The Japanese cabinet has approved legislation which will allow commercial nuclear power plants to operate longer as part of plans for a nuclear power comeback to tackle greenhouse gas emissions and energy security concerns.
Japan will introduce a new system to grant additional operating extensions every ten years after thirty years of service
In December 2022, Japan adopted a new energy policy promoting greater use of nuclear power as it seeks to ensure a stable power supply amid global fuel shortages and to reduce carbon emissions.
The government adopted a plan to maximize the use of nuclear energy, including accelerating restarts of halted reactors, prolonging the operational life of aging plants and development of next-generation reactors to replace those designated for decommissioning.
Japan has adopted a new energy policy promoting greater use of nuclear power to ensure a stable supply and reduce carbon emissions
Before Fukushima-Daiichi, Japan’s fleet of 54 nuclear plants generated about 30% of the country’s electricity. According to the International Atomic Energy Agency that figure was 7.2% in 2021.
Anti-nuclear sentiment and safety concerns increased in Japan after Fukushima and restart approvals under stricter safety standards have been slow.

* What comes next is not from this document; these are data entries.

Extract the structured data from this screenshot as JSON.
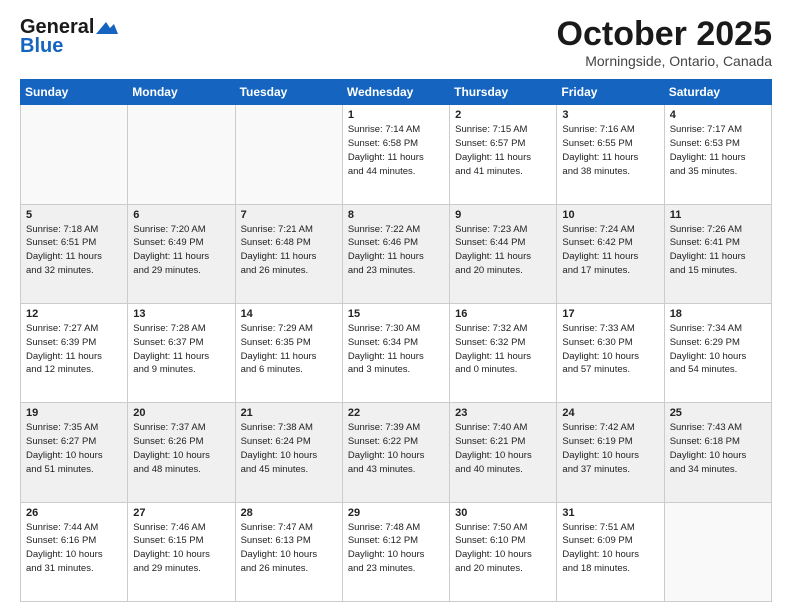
{
  "header": {
    "logo_general": "General",
    "logo_blue": "Blue",
    "title": "October 2025",
    "location": "Morningside, Ontario, Canada"
  },
  "days_of_week": [
    "Sunday",
    "Monday",
    "Tuesday",
    "Wednesday",
    "Thursday",
    "Friday",
    "Saturday"
  ],
  "weeks": [
    [
      {
        "day": "",
        "info": ""
      },
      {
        "day": "",
        "info": ""
      },
      {
        "day": "",
        "info": ""
      },
      {
        "day": "1",
        "info": "Sunrise: 7:14 AM\nSunset: 6:58 PM\nDaylight: 11 hours\nand 44 minutes."
      },
      {
        "day": "2",
        "info": "Sunrise: 7:15 AM\nSunset: 6:57 PM\nDaylight: 11 hours\nand 41 minutes."
      },
      {
        "day": "3",
        "info": "Sunrise: 7:16 AM\nSunset: 6:55 PM\nDaylight: 11 hours\nand 38 minutes."
      },
      {
        "day": "4",
        "info": "Sunrise: 7:17 AM\nSunset: 6:53 PM\nDaylight: 11 hours\nand 35 minutes."
      }
    ],
    [
      {
        "day": "5",
        "info": "Sunrise: 7:18 AM\nSunset: 6:51 PM\nDaylight: 11 hours\nand 32 minutes."
      },
      {
        "day": "6",
        "info": "Sunrise: 7:20 AM\nSunset: 6:49 PM\nDaylight: 11 hours\nand 29 minutes."
      },
      {
        "day": "7",
        "info": "Sunrise: 7:21 AM\nSunset: 6:48 PM\nDaylight: 11 hours\nand 26 minutes."
      },
      {
        "day": "8",
        "info": "Sunrise: 7:22 AM\nSunset: 6:46 PM\nDaylight: 11 hours\nand 23 minutes."
      },
      {
        "day": "9",
        "info": "Sunrise: 7:23 AM\nSunset: 6:44 PM\nDaylight: 11 hours\nand 20 minutes."
      },
      {
        "day": "10",
        "info": "Sunrise: 7:24 AM\nSunset: 6:42 PM\nDaylight: 11 hours\nand 17 minutes."
      },
      {
        "day": "11",
        "info": "Sunrise: 7:26 AM\nSunset: 6:41 PM\nDaylight: 11 hours\nand 15 minutes."
      }
    ],
    [
      {
        "day": "12",
        "info": "Sunrise: 7:27 AM\nSunset: 6:39 PM\nDaylight: 11 hours\nand 12 minutes."
      },
      {
        "day": "13",
        "info": "Sunrise: 7:28 AM\nSunset: 6:37 PM\nDaylight: 11 hours\nand 9 minutes."
      },
      {
        "day": "14",
        "info": "Sunrise: 7:29 AM\nSunset: 6:35 PM\nDaylight: 11 hours\nand 6 minutes."
      },
      {
        "day": "15",
        "info": "Sunrise: 7:30 AM\nSunset: 6:34 PM\nDaylight: 11 hours\nand 3 minutes."
      },
      {
        "day": "16",
        "info": "Sunrise: 7:32 AM\nSunset: 6:32 PM\nDaylight: 11 hours\nand 0 minutes."
      },
      {
        "day": "17",
        "info": "Sunrise: 7:33 AM\nSunset: 6:30 PM\nDaylight: 10 hours\nand 57 minutes."
      },
      {
        "day": "18",
        "info": "Sunrise: 7:34 AM\nSunset: 6:29 PM\nDaylight: 10 hours\nand 54 minutes."
      }
    ],
    [
      {
        "day": "19",
        "info": "Sunrise: 7:35 AM\nSunset: 6:27 PM\nDaylight: 10 hours\nand 51 minutes."
      },
      {
        "day": "20",
        "info": "Sunrise: 7:37 AM\nSunset: 6:26 PM\nDaylight: 10 hours\nand 48 minutes."
      },
      {
        "day": "21",
        "info": "Sunrise: 7:38 AM\nSunset: 6:24 PM\nDaylight: 10 hours\nand 45 minutes."
      },
      {
        "day": "22",
        "info": "Sunrise: 7:39 AM\nSunset: 6:22 PM\nDaylight: 10 hours\nand 43 minutes."
      },
      {
        "day": "23",
        "info": "Sunrise: 7:40 AM\nSunset: 6:21 PM\nDaylight: 10 hours\nand 40 minutes."
      },
      {
        "day": "24",
        "info": "Sunrise: 7:42 AM\nSunset: 6:19 PM\nDaylight: 10 hours\nand 37 minutes."
      },
      {
        "day": "25",
        "info": "Sunrise: 7:43 AM\nSunset: 6:18 PM\nDaylight: 10 hours\nand 34 minutes."
      }
    ],
    [
      {
        "day": "26",
        "info": "Sunrise: 7:44 AM\nSunset: 6:16 PM\nDaylight: 10 hours\nand 31 minutes."
      },
      {
        "day": "27",
        "info": "Sunrise: 7:46 AM\nSunset: 6:15 PM\nDaylight: 10 hours\nand 29 minutes."
      },
      {
        "day": "28",
        "info": "Sunrise: 7:47 AM\nSunset: 6:13 PM\nDaylight: 10 hours\nand 26 minutes."
      },
      {
        "day": "29",
        "info": "Sunrise: 7:48 AM\nSunset: 6:12 PM\nDaylight: 10 hours\nand 23 minutes."
      },
      {
        "day": "30",
        "info": "Sunrise: 7:50 AM\nSunset: 6:10 PM\nDaylight: 10 hours\nand 20 minutes."
      },
      {
        "day": "31",
        "info": "Sunrise: 7:51 AM\nSunset: 6:09 PM\nDaylight: 10 hours\nand 18 minutes."
      },
      {
        "day": "",
        "info": ""
      }
    ]
  ]
}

According to the Tokyo-based Japan Atomic Industrial Forum, operators have applied for restarts at 27 reactors in the past decade. Seventeen have passed safety checks and only 10 have resumed operations.